## EXERCISE DIRECTIONS
Copy the result of filtering the entries below for lines that include the string "data".

·····

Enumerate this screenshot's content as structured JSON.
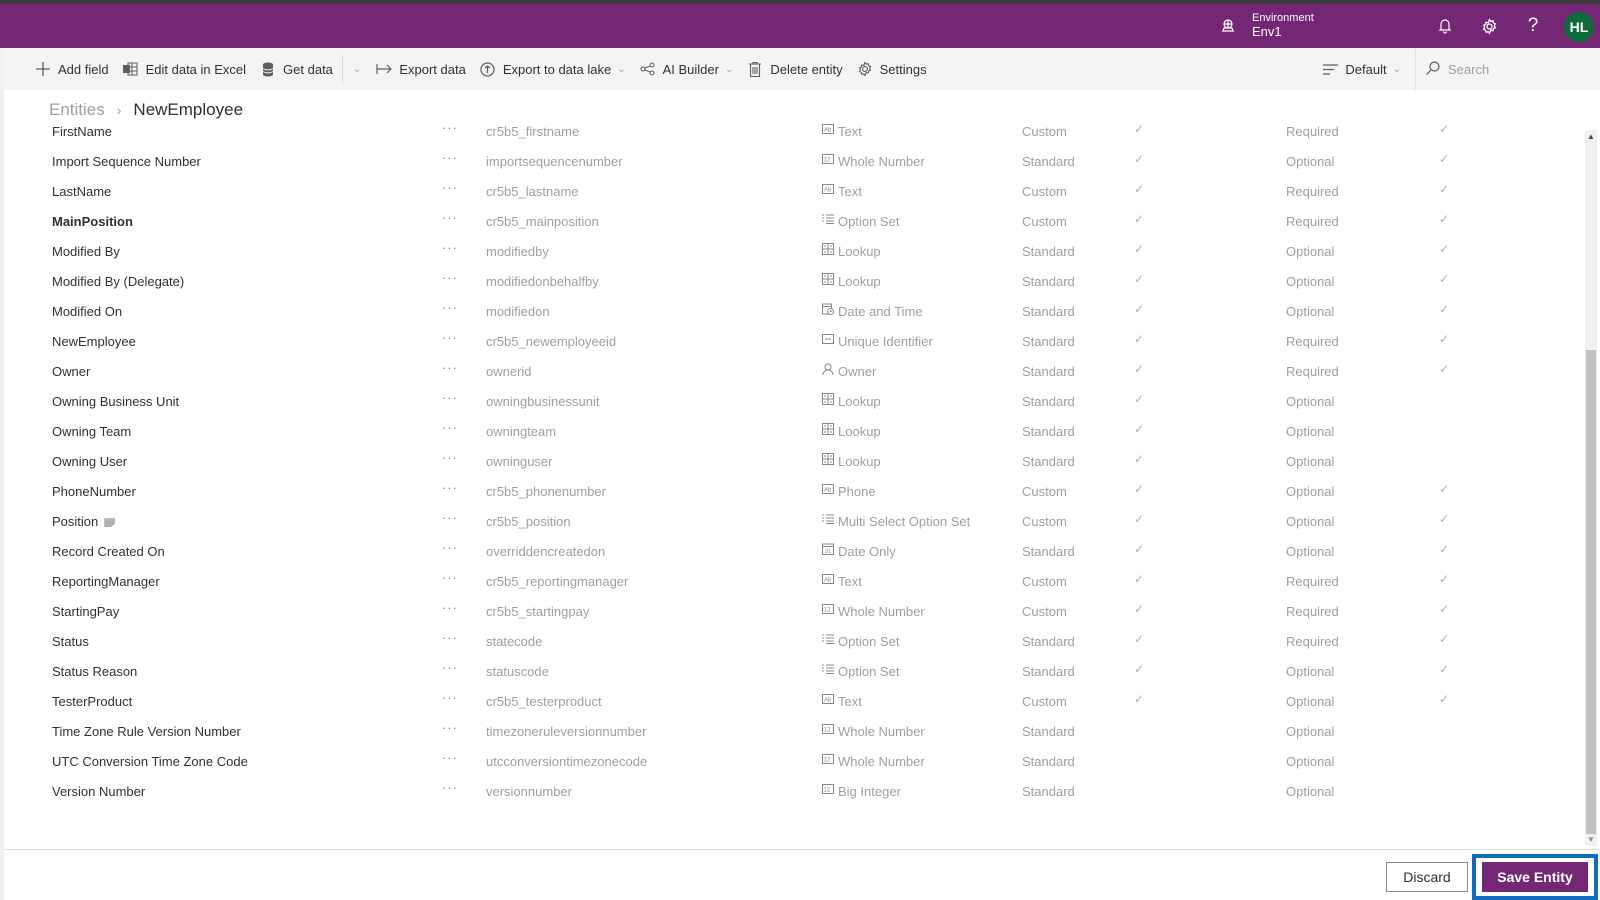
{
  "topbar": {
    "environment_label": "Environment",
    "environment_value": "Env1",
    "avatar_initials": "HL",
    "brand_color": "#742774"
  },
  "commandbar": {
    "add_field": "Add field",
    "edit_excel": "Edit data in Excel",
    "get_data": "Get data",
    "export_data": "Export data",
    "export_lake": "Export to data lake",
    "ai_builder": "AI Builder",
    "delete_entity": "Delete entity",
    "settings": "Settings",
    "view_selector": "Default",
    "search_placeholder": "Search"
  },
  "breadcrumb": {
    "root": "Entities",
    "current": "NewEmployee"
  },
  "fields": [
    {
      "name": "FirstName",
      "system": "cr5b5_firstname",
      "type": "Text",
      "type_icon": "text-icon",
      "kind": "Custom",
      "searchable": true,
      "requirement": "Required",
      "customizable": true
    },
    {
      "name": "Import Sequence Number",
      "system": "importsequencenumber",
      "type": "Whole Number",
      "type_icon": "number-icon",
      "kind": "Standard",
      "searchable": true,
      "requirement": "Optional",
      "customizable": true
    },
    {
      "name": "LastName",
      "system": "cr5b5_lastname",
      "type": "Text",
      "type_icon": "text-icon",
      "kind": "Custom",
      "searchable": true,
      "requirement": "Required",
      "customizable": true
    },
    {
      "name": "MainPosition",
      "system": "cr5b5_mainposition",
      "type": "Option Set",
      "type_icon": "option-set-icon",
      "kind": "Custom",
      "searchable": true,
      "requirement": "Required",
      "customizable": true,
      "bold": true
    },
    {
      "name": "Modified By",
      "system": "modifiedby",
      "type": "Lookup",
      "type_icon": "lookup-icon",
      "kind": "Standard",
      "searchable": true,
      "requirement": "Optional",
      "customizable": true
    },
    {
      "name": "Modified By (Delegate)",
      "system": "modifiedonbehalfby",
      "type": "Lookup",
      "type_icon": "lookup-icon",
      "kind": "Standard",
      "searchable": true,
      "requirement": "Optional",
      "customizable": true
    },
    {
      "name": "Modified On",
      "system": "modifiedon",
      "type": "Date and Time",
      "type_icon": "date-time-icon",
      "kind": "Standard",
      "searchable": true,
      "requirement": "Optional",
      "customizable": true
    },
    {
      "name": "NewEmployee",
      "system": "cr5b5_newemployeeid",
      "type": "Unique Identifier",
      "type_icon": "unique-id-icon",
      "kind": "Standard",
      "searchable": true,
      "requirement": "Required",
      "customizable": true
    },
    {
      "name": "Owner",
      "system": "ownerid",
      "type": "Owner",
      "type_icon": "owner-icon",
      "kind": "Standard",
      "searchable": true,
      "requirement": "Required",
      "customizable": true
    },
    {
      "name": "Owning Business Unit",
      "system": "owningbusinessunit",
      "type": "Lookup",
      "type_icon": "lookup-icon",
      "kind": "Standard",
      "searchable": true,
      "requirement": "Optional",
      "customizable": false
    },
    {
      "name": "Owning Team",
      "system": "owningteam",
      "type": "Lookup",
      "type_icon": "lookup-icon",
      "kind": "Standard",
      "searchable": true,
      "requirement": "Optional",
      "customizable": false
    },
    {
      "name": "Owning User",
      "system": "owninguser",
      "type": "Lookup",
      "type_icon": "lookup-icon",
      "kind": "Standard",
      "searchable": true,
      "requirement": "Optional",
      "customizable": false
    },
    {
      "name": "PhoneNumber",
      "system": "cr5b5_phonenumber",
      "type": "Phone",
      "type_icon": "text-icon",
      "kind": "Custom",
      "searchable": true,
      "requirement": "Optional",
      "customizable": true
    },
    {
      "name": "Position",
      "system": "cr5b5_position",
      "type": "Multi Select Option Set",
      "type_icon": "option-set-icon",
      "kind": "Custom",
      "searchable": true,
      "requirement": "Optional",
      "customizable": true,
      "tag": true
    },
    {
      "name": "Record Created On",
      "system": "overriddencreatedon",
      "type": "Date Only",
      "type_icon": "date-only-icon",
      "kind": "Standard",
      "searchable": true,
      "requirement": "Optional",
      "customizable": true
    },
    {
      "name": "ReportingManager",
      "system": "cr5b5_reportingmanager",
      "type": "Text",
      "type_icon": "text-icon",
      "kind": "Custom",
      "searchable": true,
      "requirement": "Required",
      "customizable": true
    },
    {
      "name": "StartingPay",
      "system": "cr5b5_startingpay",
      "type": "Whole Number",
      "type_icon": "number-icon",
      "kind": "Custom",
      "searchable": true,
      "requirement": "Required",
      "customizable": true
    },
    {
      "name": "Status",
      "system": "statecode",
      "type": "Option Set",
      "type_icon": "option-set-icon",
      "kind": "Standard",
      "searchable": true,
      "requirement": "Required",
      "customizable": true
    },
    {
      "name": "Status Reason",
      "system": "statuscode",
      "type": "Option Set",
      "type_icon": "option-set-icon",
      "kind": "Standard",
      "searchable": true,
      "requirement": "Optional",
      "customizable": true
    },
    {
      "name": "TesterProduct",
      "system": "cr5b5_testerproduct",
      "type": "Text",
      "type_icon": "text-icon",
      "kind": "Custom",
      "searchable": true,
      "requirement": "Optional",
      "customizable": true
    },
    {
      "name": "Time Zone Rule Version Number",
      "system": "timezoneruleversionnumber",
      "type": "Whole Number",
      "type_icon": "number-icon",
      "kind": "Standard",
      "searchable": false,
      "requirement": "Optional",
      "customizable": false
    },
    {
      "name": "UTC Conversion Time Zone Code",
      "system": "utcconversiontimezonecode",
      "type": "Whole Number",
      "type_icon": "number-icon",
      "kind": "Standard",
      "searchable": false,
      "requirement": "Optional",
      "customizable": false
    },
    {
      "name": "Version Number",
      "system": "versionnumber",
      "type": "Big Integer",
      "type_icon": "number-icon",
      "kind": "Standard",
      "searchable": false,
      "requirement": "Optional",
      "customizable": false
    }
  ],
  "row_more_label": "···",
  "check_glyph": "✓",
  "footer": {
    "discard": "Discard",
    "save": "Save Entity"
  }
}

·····

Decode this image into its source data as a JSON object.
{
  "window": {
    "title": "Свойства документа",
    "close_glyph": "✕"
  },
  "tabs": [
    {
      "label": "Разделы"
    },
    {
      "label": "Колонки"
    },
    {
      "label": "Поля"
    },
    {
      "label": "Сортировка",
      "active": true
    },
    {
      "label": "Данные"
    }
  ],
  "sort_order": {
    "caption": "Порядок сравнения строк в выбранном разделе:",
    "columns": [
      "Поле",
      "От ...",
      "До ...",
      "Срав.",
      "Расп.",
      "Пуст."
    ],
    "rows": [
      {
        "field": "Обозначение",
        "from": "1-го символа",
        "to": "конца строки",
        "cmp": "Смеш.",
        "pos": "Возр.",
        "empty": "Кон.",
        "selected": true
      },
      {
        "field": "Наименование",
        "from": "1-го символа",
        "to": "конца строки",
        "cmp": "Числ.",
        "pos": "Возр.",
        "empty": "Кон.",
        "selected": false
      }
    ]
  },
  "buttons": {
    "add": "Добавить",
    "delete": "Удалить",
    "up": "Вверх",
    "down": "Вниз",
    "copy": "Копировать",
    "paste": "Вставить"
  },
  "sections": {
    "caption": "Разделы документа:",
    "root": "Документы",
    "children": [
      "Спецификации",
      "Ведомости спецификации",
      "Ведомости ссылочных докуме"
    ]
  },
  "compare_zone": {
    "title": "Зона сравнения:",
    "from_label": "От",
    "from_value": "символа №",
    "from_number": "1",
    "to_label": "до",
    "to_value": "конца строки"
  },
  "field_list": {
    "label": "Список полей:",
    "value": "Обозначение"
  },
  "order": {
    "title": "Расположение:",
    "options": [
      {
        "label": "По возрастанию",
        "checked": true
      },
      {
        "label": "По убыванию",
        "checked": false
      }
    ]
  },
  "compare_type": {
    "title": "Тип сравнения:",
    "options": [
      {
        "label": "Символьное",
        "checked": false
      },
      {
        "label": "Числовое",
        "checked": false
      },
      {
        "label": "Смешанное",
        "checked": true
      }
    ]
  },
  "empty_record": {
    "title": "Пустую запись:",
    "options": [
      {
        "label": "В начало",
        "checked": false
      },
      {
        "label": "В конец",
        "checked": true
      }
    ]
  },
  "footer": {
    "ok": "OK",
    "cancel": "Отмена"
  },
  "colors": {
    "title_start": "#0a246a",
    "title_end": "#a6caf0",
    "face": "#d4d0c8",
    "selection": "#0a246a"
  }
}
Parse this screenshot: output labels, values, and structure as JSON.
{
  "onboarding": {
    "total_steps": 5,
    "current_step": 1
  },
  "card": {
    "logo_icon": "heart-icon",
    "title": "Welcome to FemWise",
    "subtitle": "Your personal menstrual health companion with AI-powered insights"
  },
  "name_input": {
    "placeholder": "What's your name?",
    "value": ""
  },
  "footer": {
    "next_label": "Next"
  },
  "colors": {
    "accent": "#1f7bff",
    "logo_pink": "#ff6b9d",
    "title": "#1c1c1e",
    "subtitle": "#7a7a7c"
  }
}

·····

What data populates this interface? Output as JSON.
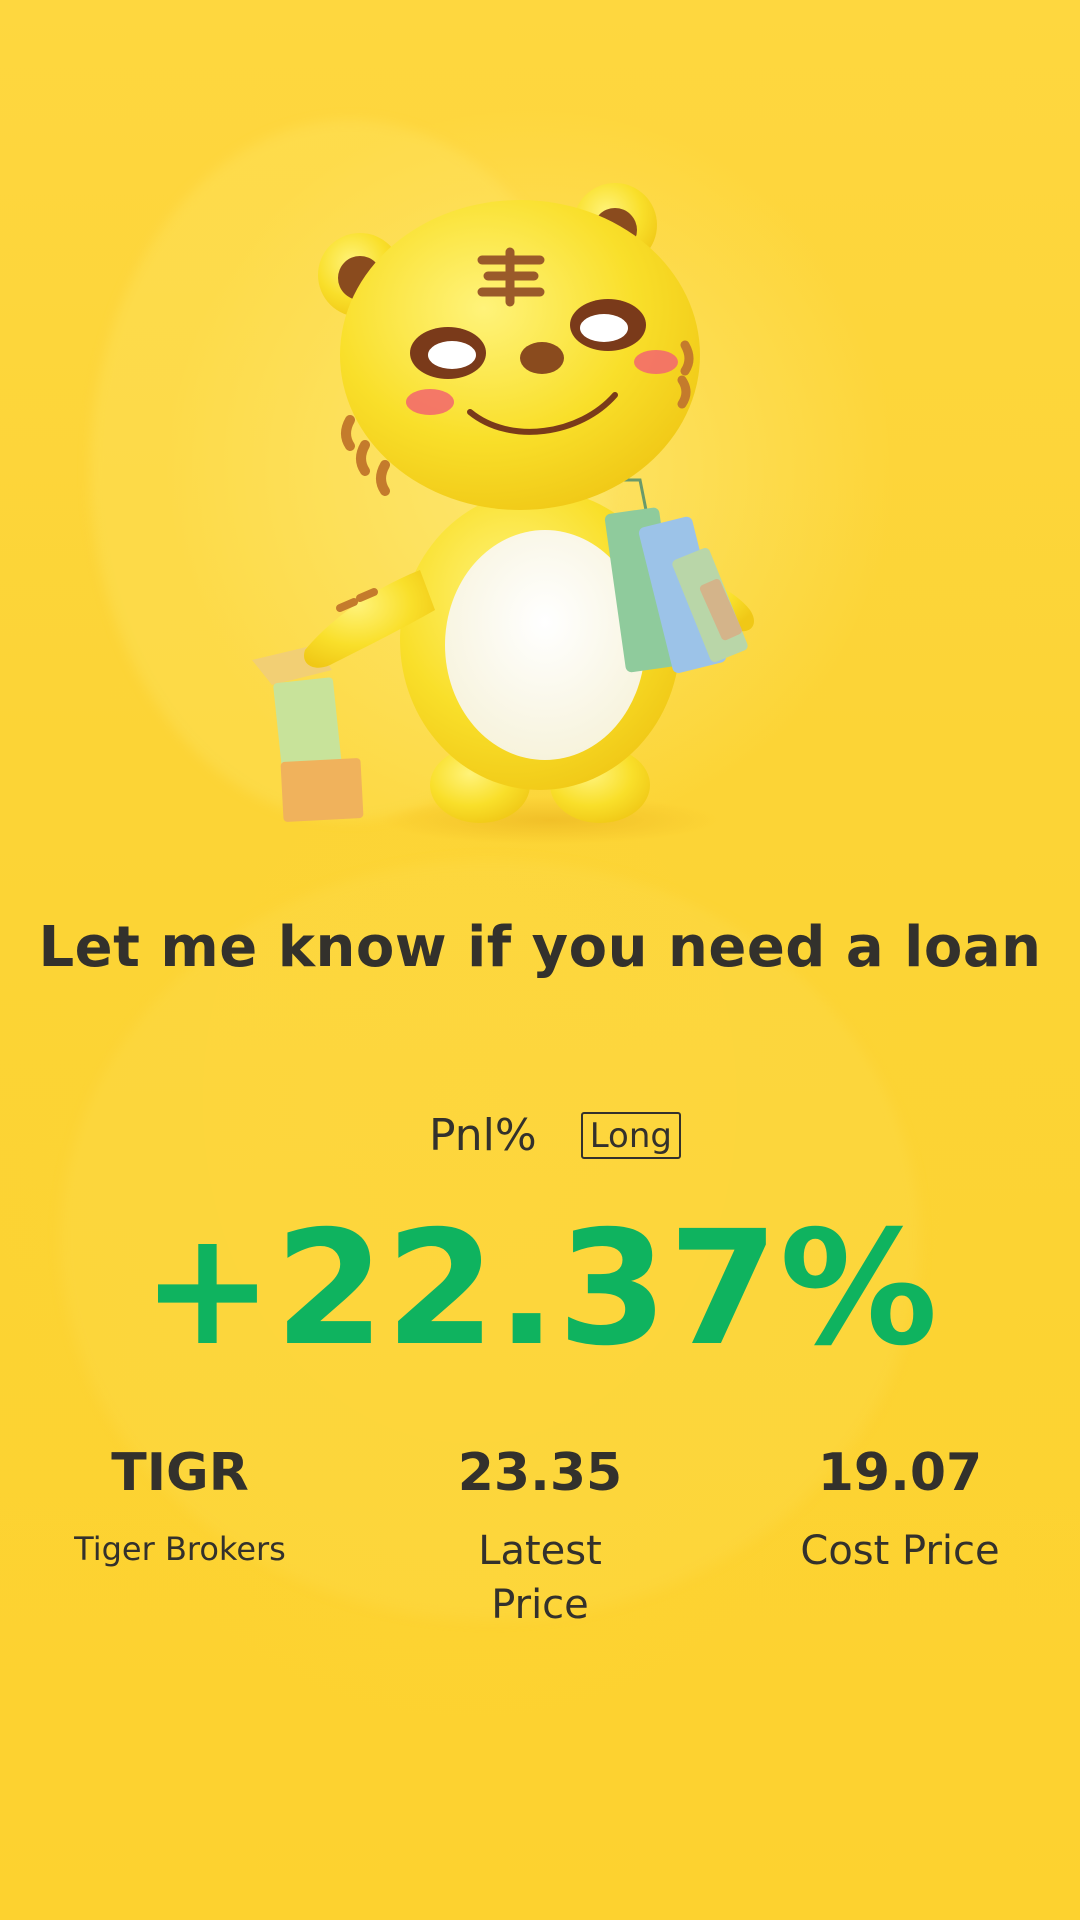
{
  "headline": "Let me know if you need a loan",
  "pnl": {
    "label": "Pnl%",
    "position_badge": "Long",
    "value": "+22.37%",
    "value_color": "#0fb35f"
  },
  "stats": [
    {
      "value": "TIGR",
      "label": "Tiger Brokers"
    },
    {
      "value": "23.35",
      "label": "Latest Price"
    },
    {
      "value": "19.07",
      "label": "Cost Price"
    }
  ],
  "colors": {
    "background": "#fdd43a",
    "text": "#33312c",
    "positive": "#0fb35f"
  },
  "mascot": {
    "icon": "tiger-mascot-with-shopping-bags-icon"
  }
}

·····

## ANSWER SECTION
    "edit_excel": "Edit data in Excel",
    "get_data": "Get data",
    "export_data": "Export data",
    "export_lake": "Export to data lake",
Decode this image into its source data as a JSON object.
What data populates this interface? Output as JSON.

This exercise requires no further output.